Your goal:
Throughout the entries below, report every line where "thường" is found.

Materials provided:

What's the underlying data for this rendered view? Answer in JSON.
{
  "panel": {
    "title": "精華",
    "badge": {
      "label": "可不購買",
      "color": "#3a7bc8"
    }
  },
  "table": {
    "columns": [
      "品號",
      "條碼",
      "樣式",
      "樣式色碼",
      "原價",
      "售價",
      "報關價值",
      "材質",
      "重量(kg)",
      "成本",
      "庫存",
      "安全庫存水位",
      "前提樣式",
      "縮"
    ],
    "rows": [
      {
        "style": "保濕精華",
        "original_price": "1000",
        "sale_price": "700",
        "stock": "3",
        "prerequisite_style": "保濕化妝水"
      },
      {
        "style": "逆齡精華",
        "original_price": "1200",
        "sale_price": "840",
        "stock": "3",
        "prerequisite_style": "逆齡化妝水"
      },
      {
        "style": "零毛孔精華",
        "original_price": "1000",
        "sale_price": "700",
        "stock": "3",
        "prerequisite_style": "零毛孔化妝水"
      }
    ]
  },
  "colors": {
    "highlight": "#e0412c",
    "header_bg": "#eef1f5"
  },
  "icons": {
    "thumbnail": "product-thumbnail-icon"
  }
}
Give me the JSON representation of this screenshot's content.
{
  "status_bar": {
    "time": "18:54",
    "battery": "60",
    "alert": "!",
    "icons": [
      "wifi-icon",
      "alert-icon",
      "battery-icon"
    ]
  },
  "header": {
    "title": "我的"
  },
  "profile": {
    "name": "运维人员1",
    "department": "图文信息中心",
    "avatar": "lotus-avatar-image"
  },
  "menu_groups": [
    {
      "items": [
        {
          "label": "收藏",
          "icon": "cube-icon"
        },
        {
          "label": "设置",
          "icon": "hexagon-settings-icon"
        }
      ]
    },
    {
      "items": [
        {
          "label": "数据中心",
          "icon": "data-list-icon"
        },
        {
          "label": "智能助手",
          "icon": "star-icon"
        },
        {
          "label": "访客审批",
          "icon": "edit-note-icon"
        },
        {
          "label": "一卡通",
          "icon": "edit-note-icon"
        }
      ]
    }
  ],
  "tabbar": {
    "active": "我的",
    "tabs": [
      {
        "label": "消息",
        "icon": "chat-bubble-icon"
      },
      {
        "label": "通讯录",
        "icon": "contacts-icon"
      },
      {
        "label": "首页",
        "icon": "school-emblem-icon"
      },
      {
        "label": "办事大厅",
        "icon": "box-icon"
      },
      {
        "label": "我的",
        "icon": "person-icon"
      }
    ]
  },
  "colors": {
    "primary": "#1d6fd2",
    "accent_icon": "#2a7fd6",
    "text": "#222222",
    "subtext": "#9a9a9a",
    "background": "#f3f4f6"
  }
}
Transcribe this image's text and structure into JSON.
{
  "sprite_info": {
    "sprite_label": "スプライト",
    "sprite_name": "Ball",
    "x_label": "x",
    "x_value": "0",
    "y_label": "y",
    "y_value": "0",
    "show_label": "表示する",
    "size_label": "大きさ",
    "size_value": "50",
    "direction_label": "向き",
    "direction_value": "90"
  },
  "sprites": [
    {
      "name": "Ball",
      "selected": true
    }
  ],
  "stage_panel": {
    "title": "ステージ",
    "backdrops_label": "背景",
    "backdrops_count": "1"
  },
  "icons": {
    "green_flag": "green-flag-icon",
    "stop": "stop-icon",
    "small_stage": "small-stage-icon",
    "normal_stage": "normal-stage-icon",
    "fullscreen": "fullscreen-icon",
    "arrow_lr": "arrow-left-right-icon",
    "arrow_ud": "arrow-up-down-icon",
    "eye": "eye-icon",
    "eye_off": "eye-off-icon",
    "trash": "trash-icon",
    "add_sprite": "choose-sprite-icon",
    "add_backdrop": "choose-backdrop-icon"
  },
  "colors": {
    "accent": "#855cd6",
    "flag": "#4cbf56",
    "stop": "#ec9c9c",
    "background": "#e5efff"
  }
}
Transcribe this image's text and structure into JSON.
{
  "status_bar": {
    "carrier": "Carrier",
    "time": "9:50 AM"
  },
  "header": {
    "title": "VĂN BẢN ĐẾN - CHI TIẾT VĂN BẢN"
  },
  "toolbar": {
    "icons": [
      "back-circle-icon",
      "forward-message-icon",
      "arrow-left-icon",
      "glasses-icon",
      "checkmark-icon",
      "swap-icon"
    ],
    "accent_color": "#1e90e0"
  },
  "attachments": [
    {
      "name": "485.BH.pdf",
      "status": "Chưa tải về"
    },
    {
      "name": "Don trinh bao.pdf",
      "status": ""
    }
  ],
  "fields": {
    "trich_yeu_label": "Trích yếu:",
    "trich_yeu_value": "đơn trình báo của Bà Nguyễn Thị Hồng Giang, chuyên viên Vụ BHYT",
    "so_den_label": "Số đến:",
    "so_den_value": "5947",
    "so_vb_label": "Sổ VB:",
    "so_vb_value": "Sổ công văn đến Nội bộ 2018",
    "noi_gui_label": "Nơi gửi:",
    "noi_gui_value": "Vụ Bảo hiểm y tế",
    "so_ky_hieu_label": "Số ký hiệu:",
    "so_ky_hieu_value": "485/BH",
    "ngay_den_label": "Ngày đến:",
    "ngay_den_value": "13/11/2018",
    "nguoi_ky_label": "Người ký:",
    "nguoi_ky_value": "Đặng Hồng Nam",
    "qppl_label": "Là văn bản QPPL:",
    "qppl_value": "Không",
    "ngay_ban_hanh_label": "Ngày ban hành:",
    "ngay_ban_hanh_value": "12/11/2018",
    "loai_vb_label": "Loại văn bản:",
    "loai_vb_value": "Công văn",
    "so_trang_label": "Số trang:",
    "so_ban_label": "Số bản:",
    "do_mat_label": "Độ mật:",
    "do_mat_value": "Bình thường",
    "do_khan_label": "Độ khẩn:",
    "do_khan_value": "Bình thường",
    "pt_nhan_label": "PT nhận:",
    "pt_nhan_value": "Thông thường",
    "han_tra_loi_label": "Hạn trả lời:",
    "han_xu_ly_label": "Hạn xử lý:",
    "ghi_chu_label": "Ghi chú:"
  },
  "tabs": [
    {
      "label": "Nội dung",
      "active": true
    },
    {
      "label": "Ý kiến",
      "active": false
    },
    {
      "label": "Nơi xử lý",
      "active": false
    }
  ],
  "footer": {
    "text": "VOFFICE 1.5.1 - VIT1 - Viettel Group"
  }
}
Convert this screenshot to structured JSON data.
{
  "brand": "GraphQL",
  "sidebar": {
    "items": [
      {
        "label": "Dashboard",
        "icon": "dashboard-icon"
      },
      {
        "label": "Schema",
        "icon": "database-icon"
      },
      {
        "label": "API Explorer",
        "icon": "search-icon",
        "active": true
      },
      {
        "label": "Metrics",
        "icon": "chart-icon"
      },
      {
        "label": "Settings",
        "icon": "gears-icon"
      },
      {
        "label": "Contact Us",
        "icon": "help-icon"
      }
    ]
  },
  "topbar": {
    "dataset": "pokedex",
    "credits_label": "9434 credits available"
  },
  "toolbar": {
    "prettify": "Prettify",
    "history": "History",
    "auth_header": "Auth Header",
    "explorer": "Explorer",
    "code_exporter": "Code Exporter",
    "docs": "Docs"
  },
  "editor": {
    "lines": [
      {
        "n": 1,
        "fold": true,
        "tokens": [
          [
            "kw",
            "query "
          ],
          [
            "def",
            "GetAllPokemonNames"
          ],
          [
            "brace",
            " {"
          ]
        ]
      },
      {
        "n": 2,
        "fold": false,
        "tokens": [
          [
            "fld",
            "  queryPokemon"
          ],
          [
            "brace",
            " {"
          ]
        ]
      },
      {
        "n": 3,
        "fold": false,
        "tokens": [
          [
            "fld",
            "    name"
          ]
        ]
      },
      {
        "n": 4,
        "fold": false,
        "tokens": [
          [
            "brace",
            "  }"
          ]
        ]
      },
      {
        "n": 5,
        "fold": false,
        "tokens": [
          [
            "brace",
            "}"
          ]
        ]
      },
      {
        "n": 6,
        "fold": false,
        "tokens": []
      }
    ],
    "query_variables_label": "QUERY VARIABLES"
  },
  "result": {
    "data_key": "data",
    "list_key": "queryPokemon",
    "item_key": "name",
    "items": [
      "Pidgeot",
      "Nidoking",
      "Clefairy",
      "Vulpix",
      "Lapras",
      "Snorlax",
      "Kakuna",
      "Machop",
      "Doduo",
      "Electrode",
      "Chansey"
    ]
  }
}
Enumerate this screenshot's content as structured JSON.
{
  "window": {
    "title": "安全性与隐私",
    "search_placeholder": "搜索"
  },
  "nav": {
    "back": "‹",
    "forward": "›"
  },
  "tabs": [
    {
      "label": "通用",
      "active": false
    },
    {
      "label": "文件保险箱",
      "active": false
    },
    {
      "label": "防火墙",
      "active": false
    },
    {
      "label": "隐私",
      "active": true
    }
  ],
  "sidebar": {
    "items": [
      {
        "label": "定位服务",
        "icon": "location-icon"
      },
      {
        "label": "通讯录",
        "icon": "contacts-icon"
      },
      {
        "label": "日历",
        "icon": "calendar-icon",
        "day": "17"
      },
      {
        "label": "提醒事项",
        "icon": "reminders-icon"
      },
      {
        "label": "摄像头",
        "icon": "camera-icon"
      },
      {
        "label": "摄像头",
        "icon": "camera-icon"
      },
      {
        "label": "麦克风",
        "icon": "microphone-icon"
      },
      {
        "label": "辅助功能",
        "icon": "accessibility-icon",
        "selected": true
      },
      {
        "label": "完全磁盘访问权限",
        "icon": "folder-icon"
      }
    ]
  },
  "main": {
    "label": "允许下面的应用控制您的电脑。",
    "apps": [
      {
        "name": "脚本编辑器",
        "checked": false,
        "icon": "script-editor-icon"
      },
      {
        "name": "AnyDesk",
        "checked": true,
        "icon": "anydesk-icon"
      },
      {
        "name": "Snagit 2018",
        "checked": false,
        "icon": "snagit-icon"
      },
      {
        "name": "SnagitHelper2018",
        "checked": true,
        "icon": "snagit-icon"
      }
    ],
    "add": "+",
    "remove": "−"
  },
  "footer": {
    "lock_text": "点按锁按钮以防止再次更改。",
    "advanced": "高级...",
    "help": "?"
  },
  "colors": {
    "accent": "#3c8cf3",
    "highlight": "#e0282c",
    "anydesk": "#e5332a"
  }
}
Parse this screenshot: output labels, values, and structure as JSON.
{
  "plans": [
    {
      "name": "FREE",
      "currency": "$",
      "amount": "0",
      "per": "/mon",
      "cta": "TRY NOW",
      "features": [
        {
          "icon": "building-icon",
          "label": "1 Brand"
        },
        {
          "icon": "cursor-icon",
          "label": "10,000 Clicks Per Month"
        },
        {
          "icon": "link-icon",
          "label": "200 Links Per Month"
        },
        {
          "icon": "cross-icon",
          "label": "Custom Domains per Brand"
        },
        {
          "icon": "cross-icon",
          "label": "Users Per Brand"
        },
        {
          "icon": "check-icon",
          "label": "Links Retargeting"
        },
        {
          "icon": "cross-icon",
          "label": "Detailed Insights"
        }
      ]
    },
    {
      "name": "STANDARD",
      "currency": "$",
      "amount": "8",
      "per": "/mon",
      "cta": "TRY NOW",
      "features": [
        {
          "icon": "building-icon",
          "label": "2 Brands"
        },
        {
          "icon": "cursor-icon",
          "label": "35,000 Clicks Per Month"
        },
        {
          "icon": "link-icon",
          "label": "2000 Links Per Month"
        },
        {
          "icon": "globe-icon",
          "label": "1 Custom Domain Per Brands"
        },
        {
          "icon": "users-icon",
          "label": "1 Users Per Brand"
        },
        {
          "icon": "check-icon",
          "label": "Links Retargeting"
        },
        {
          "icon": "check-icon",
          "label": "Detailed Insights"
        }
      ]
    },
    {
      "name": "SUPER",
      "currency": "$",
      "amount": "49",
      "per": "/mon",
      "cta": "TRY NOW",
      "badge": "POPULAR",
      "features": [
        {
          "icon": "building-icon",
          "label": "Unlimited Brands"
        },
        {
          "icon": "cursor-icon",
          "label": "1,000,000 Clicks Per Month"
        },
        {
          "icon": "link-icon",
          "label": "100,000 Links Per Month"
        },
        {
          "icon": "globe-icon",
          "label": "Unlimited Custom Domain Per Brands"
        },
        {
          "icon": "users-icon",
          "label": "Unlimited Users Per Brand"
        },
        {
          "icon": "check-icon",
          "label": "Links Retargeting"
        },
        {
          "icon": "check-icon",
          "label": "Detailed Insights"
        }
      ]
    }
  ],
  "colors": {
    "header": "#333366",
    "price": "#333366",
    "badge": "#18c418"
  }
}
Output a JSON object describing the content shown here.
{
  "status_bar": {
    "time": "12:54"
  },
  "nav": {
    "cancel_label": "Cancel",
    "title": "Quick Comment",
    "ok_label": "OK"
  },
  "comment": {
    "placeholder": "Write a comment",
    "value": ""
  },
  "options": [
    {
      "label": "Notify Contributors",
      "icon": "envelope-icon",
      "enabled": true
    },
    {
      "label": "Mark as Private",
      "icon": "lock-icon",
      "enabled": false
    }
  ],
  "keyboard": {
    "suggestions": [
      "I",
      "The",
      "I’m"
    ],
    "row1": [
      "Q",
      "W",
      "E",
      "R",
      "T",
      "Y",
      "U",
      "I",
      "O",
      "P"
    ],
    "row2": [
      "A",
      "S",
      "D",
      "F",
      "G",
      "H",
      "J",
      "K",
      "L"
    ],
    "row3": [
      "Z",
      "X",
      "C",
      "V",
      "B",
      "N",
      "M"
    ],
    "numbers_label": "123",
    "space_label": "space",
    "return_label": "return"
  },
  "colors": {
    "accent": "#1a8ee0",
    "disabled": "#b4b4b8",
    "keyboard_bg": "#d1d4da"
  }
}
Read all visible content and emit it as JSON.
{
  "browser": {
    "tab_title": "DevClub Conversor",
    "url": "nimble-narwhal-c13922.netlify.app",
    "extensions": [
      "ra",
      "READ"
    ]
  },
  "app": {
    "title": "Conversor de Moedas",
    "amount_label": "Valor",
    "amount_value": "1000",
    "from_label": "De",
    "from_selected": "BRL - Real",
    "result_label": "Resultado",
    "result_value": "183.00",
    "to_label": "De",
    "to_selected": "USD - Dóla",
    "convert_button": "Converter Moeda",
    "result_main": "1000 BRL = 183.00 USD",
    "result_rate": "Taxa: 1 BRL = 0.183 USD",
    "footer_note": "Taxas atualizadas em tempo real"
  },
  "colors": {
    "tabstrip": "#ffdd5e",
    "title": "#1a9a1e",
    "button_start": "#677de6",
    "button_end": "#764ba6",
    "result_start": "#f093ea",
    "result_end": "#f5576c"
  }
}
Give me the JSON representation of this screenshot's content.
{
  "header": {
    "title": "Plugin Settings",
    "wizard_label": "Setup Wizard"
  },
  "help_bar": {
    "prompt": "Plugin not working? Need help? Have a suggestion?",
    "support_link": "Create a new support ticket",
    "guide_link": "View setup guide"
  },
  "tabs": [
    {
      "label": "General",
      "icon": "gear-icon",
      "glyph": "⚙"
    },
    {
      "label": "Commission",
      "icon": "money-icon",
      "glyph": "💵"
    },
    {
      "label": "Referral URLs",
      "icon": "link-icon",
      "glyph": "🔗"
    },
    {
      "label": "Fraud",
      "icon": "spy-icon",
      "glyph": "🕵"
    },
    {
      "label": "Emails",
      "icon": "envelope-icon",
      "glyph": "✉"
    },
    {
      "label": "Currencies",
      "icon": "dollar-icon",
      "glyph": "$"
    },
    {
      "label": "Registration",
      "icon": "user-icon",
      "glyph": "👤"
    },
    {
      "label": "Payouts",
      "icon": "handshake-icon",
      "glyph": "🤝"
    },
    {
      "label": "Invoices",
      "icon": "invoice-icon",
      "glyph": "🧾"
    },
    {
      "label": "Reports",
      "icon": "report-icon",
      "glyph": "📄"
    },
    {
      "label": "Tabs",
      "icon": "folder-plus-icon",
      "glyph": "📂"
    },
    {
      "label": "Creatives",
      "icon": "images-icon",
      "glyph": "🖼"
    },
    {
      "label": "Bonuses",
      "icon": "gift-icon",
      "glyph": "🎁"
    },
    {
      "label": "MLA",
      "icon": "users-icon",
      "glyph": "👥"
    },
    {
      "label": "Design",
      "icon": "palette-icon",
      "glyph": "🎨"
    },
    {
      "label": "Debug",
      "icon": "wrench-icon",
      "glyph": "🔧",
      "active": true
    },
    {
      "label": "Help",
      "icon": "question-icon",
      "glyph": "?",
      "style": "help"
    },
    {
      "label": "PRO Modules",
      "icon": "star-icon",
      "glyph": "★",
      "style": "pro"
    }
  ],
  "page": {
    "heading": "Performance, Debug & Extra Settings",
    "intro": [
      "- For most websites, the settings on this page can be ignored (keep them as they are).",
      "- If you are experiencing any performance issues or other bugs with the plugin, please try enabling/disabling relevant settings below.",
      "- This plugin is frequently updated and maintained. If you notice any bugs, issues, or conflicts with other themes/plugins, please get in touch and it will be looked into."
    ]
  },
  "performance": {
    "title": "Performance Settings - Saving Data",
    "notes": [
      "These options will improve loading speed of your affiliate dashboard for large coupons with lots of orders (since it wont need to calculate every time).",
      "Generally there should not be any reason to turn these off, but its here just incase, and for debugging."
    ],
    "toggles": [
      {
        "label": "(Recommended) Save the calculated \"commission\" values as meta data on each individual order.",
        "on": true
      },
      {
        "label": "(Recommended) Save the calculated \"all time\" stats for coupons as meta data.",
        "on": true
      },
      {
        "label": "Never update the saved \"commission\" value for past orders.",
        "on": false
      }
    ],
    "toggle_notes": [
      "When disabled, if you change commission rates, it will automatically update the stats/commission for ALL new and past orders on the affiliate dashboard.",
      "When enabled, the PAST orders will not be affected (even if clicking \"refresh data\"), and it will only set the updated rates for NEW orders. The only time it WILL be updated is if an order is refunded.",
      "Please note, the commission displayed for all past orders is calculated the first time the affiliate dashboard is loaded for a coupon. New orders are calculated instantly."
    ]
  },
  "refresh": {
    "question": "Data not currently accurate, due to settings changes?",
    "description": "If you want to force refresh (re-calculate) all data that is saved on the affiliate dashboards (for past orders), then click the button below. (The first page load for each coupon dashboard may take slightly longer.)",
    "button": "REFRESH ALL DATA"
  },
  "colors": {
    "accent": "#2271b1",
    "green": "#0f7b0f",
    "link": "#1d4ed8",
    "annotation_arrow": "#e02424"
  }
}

Problem solution:
    "do_mat_value": "Bình thường",
    "do_khan_value": "Bình thường",
    "pt_nhan_value": "Thông thường",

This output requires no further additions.